WHAT YOU SHOULD DO: Of all the lines in the entries, how many carry the word "Duval"? The reply is that number and no more.

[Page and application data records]
*** Begin section ***
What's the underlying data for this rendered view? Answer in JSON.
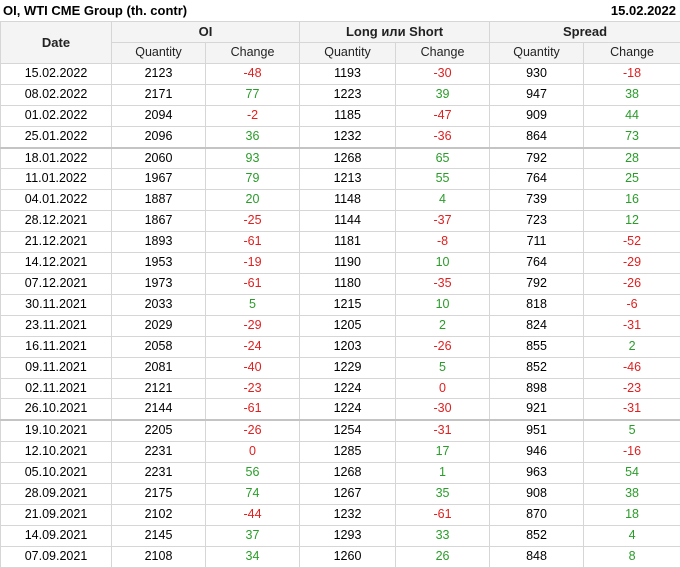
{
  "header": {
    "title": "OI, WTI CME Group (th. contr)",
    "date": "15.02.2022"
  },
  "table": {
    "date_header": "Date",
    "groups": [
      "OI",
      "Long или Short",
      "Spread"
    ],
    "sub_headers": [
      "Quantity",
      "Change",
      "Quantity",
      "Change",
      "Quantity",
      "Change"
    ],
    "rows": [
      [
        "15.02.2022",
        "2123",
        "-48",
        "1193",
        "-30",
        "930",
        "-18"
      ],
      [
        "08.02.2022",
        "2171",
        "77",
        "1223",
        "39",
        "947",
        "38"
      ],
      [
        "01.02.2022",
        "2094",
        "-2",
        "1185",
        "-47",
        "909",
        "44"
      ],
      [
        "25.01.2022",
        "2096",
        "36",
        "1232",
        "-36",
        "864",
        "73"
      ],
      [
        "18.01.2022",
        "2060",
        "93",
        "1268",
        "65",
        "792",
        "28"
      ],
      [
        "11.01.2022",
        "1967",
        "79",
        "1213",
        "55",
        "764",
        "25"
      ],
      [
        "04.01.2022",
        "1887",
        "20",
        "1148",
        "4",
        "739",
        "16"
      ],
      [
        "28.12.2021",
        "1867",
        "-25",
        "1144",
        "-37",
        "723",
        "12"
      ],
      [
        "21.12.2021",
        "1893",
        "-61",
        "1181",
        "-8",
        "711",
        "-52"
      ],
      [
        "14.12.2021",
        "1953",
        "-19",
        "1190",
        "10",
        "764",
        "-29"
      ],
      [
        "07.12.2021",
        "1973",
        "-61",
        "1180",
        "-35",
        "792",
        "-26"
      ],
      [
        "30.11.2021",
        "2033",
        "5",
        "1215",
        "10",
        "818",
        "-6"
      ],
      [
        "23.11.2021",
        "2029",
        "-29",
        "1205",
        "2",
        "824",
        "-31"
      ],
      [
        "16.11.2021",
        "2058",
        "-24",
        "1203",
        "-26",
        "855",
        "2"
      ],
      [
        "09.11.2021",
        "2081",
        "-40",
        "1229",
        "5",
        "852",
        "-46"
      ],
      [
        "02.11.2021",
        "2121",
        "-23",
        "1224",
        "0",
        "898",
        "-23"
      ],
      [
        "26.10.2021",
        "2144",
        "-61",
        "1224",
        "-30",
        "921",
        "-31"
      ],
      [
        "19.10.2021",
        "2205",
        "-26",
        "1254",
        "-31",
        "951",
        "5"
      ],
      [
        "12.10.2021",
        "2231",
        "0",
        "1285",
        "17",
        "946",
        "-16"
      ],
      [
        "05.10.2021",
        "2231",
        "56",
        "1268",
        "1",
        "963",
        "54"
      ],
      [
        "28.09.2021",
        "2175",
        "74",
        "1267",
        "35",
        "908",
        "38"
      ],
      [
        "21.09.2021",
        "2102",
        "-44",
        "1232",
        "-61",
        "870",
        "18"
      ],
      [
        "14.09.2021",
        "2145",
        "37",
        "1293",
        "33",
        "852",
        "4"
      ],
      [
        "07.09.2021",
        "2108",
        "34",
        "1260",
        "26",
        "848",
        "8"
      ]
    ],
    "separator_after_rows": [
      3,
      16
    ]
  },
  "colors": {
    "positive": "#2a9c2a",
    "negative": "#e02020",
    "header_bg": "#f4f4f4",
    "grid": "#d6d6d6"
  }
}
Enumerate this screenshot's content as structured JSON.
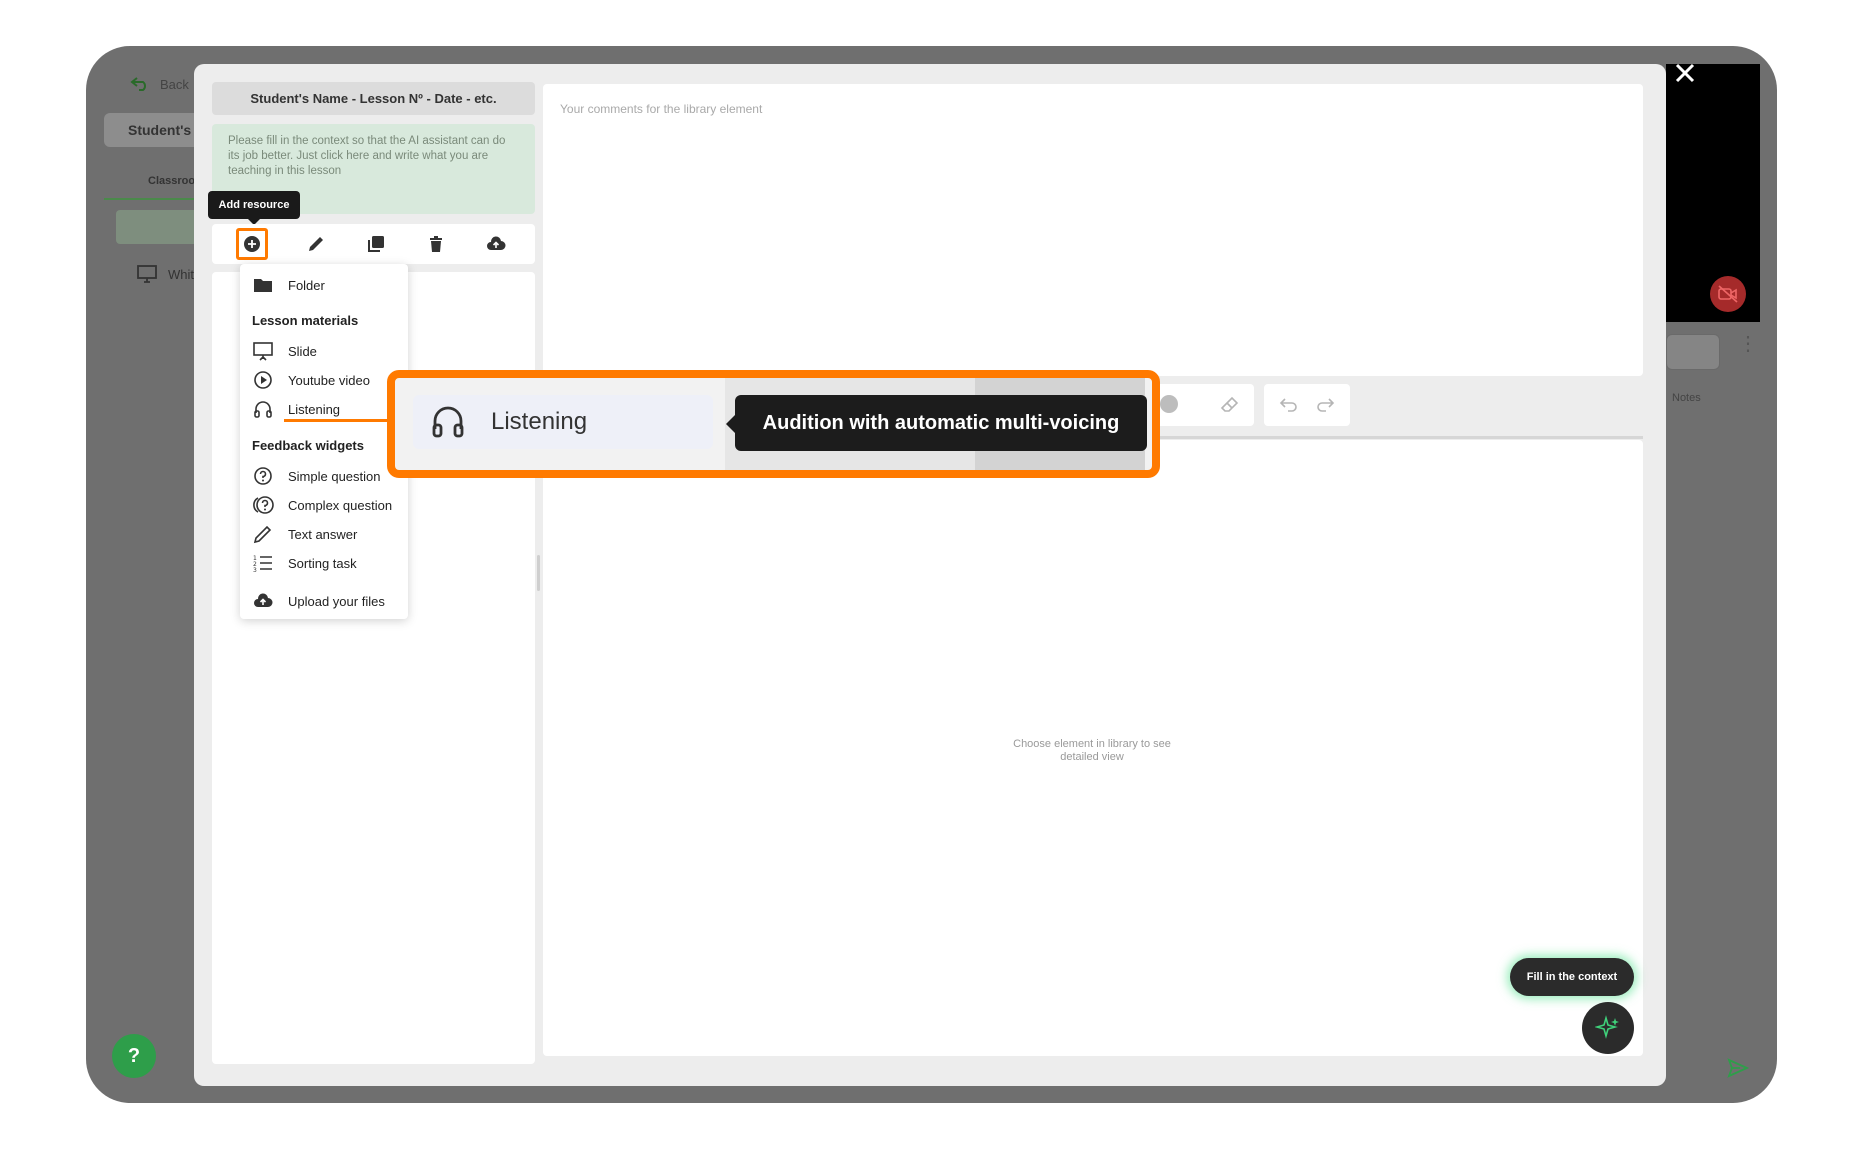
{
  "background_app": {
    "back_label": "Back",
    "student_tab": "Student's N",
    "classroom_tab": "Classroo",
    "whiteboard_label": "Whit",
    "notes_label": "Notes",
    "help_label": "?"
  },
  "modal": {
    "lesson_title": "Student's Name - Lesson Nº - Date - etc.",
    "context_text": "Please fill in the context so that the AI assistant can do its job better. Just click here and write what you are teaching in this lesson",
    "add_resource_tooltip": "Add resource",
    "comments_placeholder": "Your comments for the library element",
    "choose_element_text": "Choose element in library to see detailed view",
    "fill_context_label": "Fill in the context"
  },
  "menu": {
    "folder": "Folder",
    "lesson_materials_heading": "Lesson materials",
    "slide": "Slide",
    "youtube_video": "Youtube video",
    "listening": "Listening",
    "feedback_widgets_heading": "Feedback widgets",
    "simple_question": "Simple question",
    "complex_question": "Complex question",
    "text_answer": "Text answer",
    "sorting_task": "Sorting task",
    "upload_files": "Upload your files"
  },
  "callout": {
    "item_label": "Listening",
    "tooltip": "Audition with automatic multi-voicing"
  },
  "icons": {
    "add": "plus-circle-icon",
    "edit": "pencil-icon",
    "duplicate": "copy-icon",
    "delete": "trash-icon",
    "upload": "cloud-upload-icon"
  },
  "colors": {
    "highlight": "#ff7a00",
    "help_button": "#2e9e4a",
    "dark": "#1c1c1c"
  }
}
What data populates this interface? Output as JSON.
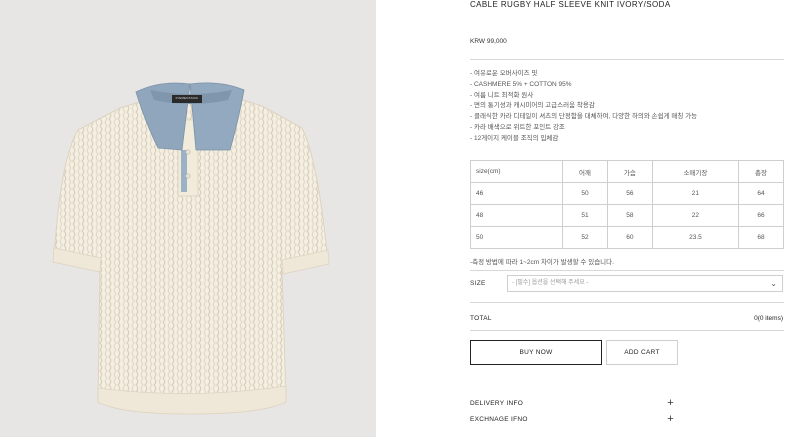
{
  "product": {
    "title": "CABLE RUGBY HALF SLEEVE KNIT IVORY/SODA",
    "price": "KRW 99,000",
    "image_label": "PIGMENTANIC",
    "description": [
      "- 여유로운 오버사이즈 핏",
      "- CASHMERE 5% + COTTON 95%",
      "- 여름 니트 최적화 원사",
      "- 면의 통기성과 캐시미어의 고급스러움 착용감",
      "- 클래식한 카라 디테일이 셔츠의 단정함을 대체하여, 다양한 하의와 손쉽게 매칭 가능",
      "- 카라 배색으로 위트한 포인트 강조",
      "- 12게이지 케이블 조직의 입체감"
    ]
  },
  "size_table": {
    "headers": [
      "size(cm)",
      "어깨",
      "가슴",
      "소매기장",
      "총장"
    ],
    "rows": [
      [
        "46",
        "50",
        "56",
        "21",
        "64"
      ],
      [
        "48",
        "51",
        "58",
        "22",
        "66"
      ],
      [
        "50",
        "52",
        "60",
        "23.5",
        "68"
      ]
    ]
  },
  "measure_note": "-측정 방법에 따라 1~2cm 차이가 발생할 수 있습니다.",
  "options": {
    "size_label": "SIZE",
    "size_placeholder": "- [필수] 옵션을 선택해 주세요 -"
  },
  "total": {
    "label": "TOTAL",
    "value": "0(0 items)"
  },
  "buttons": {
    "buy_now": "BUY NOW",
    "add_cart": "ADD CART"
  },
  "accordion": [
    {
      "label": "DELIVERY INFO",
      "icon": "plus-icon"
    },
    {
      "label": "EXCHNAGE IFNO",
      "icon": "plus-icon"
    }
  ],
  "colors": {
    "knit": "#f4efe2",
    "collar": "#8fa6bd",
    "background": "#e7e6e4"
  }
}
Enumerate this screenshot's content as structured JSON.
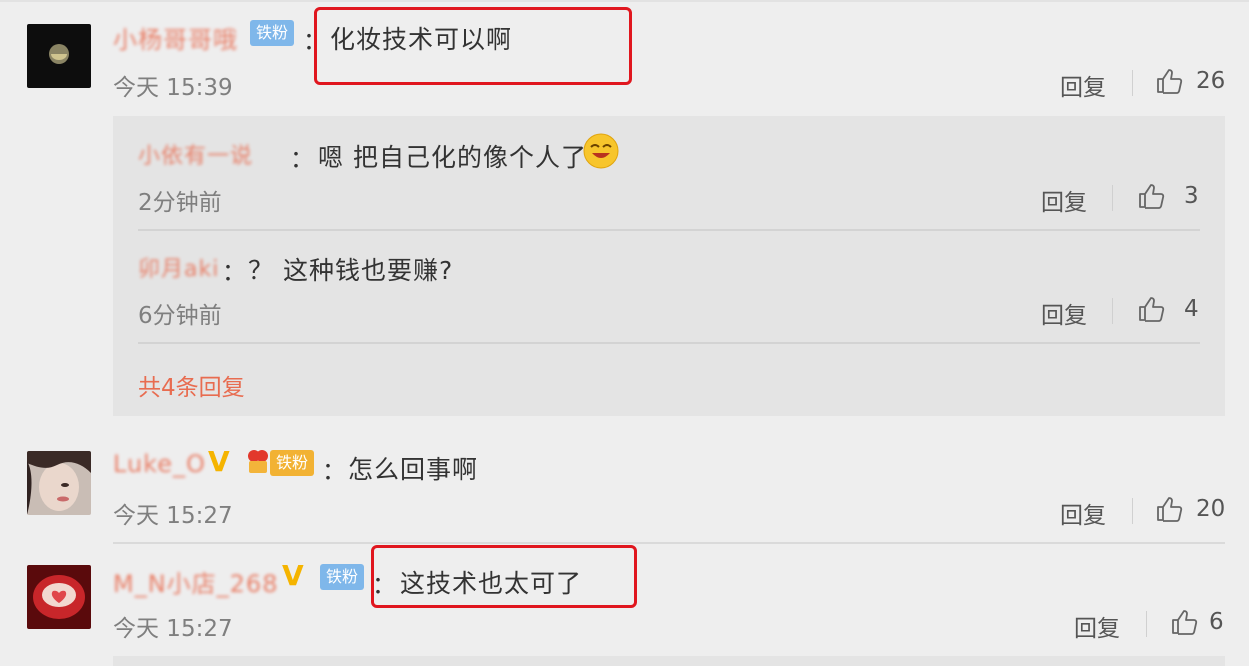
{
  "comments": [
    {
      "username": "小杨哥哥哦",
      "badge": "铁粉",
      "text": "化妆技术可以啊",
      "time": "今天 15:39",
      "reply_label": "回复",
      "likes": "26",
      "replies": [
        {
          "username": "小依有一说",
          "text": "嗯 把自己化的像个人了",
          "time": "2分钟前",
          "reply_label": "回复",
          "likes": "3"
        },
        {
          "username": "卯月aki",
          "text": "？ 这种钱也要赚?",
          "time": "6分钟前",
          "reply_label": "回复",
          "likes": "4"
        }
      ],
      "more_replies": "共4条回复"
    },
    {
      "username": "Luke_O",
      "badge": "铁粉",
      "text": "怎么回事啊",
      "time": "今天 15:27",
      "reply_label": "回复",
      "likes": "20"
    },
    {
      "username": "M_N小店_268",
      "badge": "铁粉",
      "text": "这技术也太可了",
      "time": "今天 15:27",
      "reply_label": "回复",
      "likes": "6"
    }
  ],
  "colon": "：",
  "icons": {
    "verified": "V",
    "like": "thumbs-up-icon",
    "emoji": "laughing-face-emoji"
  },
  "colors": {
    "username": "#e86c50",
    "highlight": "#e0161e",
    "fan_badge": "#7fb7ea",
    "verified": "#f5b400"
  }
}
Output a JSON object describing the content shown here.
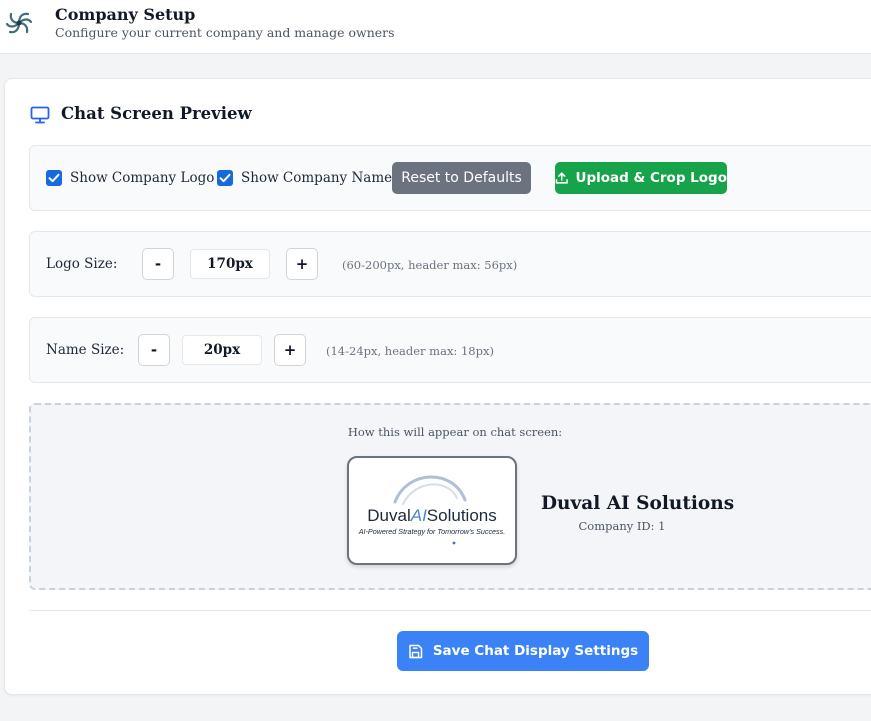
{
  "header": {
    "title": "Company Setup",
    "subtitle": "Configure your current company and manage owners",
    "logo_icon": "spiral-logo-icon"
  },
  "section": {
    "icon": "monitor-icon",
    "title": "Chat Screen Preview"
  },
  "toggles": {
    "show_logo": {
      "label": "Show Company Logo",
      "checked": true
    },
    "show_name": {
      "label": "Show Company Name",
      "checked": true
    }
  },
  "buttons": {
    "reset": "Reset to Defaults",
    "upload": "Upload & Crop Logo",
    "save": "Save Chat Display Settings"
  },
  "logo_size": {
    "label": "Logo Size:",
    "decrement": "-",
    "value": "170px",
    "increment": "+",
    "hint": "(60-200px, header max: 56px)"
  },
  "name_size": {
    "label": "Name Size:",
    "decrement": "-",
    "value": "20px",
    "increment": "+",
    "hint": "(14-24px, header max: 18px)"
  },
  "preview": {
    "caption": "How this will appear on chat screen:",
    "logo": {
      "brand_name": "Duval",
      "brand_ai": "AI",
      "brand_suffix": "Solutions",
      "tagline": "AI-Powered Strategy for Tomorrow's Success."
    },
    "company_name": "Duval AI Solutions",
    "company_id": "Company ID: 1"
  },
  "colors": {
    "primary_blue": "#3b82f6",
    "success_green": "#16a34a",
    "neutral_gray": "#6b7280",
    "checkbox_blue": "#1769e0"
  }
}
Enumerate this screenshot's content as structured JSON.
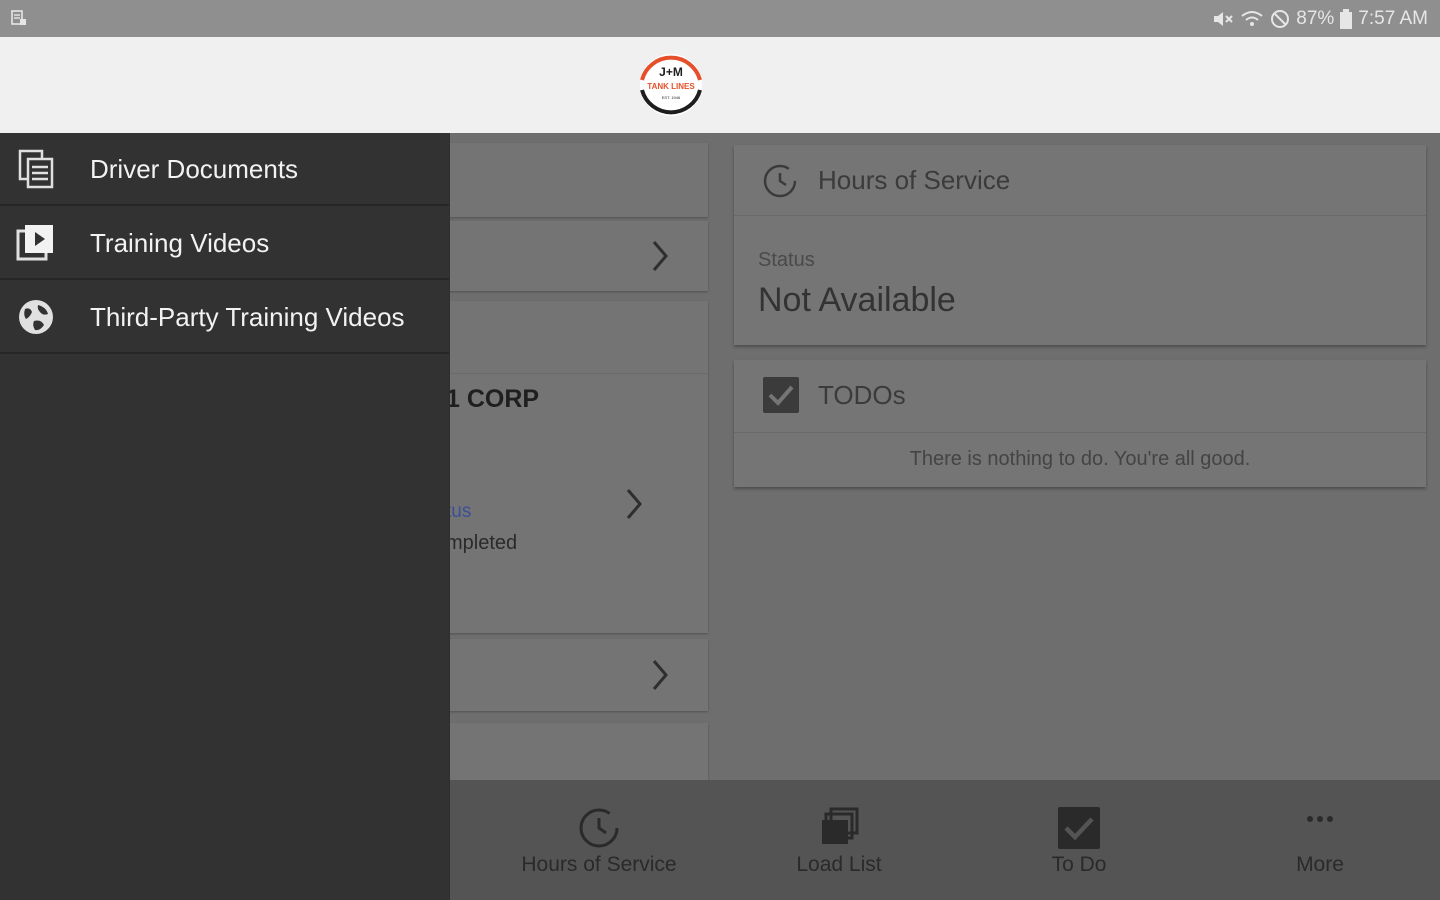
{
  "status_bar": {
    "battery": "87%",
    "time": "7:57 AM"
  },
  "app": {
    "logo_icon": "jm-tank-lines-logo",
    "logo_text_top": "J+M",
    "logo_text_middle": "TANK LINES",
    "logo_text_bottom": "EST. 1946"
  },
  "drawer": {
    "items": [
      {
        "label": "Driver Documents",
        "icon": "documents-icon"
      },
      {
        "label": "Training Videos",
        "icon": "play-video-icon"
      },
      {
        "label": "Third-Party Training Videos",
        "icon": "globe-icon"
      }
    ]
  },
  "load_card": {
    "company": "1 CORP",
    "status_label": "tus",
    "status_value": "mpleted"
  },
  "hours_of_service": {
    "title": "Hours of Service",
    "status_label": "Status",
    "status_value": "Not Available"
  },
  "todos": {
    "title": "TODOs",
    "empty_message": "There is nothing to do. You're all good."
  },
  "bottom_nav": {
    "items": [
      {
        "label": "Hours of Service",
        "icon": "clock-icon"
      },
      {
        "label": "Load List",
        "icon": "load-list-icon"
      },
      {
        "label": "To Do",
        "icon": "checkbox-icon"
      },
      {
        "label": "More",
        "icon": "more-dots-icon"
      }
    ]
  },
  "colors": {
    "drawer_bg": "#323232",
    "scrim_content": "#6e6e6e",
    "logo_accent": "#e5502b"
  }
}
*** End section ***
REPLY: 2